  13. Vostok Ice Cores

  14. Drilling to Lake Vostok

  15. Reaching Lake Vostok

  16. February 2012 • After 20 years of drilling the Russian team reached lake Vostok. • The lake water has been isolated from the outside world for 15 to 20 million years.

  17. Search for Microbial Life in Lake Vostok

  18. Stalagmite Growth Rings

  19. Cave Records & Paleoclimate • Speleothem formations in caves are like ice core records in that they give a record of temperature and precipitation variations for the cave.

  20. Speleothem Cave Formations

  21. Packrat Middens

  22. What are Middens? • Packrats, as their name implies, constantly collect all kinds of materials from their surroundings. Their collections, called "middens", provide clues to the past climates of the region. Packrat middens are clumps of vegetation, insects, remains of vertebrates, and other materials cemented together by crystallized packrat urine (referred to as amberat). These rock-hard deposits can be more than 20,000 years old.

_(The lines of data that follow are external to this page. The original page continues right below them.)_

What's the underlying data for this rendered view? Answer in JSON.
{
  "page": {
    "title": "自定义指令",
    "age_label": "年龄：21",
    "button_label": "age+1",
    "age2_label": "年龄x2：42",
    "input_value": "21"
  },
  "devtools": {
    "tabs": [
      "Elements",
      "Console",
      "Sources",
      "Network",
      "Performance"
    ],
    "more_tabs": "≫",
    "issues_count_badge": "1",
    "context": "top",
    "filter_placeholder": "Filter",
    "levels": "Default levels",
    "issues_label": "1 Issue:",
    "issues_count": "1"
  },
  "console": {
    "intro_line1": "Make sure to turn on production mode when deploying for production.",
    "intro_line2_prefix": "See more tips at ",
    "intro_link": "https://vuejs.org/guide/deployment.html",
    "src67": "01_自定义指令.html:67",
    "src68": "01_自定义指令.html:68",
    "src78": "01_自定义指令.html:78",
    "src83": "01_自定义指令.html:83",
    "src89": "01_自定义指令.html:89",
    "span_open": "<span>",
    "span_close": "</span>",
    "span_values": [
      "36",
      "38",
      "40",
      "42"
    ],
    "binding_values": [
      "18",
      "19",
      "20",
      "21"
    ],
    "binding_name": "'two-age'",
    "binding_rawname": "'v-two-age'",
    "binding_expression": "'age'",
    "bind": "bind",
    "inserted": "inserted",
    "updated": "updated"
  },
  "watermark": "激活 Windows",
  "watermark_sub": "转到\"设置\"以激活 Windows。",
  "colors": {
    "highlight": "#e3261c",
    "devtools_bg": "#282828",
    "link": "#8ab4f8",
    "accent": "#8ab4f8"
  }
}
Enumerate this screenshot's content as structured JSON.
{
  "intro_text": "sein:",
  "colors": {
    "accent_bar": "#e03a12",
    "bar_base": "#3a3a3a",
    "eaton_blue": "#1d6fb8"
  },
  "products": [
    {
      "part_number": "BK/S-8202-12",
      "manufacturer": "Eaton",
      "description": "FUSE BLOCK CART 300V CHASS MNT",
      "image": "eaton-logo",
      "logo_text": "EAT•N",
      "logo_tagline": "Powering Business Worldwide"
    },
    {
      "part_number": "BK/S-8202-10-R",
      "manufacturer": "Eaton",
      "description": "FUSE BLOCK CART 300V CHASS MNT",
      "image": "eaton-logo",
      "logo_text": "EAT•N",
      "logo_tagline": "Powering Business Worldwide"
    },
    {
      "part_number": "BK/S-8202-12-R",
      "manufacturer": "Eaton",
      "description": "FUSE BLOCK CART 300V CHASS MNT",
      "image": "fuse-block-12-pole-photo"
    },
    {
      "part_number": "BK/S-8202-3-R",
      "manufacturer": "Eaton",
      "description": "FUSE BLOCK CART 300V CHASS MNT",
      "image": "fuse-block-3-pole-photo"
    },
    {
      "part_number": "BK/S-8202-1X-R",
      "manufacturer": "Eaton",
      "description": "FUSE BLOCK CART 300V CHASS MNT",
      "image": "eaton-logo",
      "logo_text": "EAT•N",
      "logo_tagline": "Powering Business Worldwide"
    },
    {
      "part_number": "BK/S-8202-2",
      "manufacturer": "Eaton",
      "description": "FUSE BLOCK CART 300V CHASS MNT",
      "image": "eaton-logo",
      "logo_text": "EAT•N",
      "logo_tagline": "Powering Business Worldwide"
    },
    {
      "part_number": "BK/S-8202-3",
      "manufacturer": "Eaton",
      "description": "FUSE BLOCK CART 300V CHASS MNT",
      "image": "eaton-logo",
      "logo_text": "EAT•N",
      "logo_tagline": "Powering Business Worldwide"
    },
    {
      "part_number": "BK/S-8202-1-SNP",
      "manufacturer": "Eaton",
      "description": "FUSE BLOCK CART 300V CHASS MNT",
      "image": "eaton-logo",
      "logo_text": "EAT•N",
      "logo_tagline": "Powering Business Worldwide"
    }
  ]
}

  23. Clues to past climate • Materials encased in middens are often remarkably well-preserved. Scientists are often able to sequence DNA from vegetation in middens, providing them with extraordinarily detailed insights to the evolution of plant communities, which in turn are good indicators of climatic conditions. Other astonishing artifacts have been discovered in middens. A midden from Utah contained a bone from a camel that, though once widespread in North America, had gone extinct more than 12,000 years ago.